The Indiana Republican announced Tuesday that he had been having an affair with a part-time aide and that he is quitting the House out of shame. GOP staff said Minority Leader John Boehner (R-Ohio) alerted the ethics committee immediately after discussing the affair with Souder on Monday, and Souder announced his resignation Tuesday.
But it turns out the House Ethics Manual has no specific prohibition against Members engaging in romantic relationships with their staff.
There are nepotism rules that prohibit lawmakers from employing their family members, but they apply only to spouses and other relatives, not paramours.
In fact, an example in the House Ethics Manual suggests that the Committee on Standards of Official Conduct, better known as the ethics panel, has considered the prospect of Members dating their staff.
In explaining the nepotism rules, the ethics committee offers this example: Employee G works on Member Fs committee, and Employee G and Member F get married. Employee G may no longer receive compensation from the committee on which Member F serves.
That example implies that as long as they remain unmarried, the committee can continue to pay and Member F can continue to date Employee G.
Of course, there is a difference between being a staffer on a committee and being an employee of the personal office where the Member has full, unilateral control of the payroll, but the rules for that setting are no clearer.
The House Administration Committees employee handbook, which is provided to Members to serve as a basis for their employment policies, offers standard sexual harassment policy provisions. That language is generally focused on unwelcome sexual advances or the creation of a hostile work environment, but not on consensual relationships between an employee and employer.
Congressional ethics experts say that while the rules do not explicitly prohibit sleeping with a staff member, there are plenty of provisions in the rules that would allow someone in Souders position to be punished.
For starters, all Members and employees are required to live by the code of conduct spelled out in the House rules, which begins with the mandate that A Member, Delegate, Resident Commissioner, officer, or employee of the House shall conduct himself at all times in a manner that shall reflect creditably on the House.
Several former ethics committee staffers said this edict alone would have been enough to doom Souder because, clearly, a married Member carrying on an affair with a married employee does not reflect creditably on the House.
But the House Ethics Manual also points out that prior Congresses have interpreted that rule to focus on official, rather than personal, conduct.
The manual offers a list of cases in which this clause of the rules has been enforced, including cases of Members engaging in sexual relationships with House pages (ex-Reps. Gerry Studds and Daniel Crane) and making improper sexual advances to a Peace Corps volunteer (ex.-Rep. Gus Savage), but the list does not include any case of a Member being sanctioned under this clause for having a consensual sexual relationship with a staff member.

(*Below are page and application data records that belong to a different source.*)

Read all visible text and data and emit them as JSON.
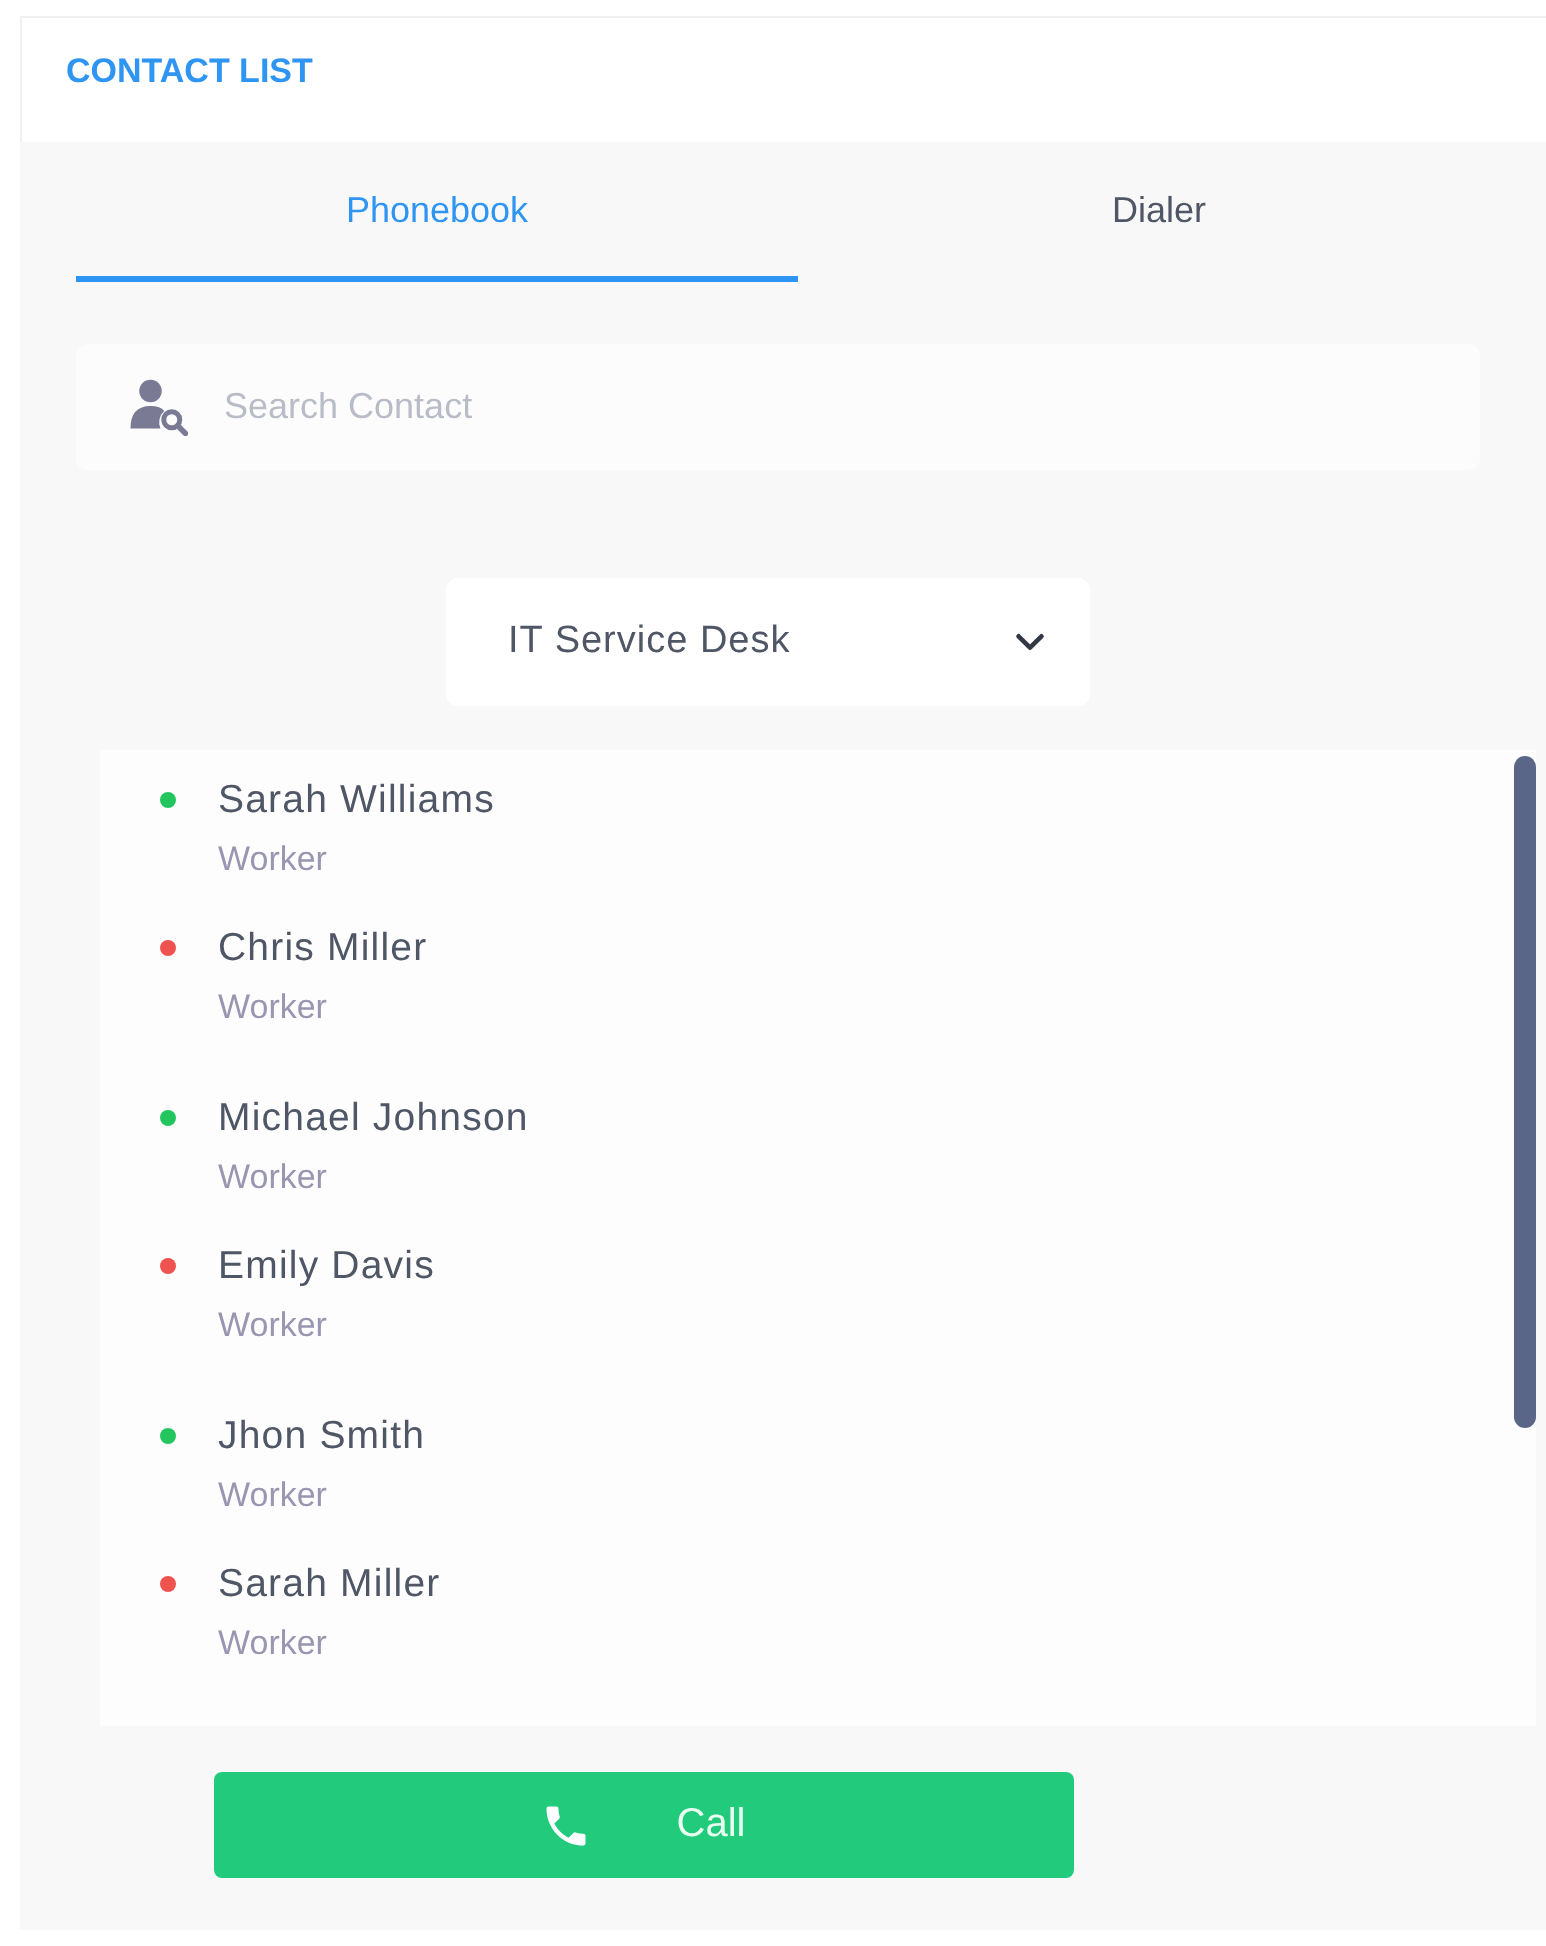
{
  "header": {
    "title": "CONTACT LIST"
  },
  "tabs": [
    {
      "label": "Phonebook",
      "selected": true
    },
    {
      "label": "Dialer",
      "selected": false
    }
  ],
  "search": {
    "placeholder": "Search Contact"
  },
  "department": {
    "value": "IT Service Desk"
  },
  "contacts": [
    {
      "name": "Sarah Williams",
      "role": "Worker",
      "color": "#22c55e"
    },
    {
      "name": "Chris Miller",
      "role": "Worker",
      "color": "#ef5350"
    },
    {
      "name": "Michael Johnson",
      "role": "Worker",
      "color": "#22c55e"
    },
    {
      "name": "Emily Davis",
      "role": "Worker",
      "color": "#ef5350"
    },
    {
      "name": "Jhon Smith",
      "role": "Worker",
      "color": "#22c55e"
    },
    {
      "name": "Sarah Miller",
      "role": "Worker",
      "color": "#ef5350"
    }
  ],
  "call_button": {
    "label": "Call"
  }
}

Vice President Joe Biden waits to conduct a mock swearing-in ceremony with Sen. Brian Schatz, D-Hawaii, in the Capitol's Old Senate Chamber, December 2, 2014. Schatz was sworn in to serve the remainder of his term since he was appointed to the seat after Sen. Daniel Inouye, D-Hawaii, passed away.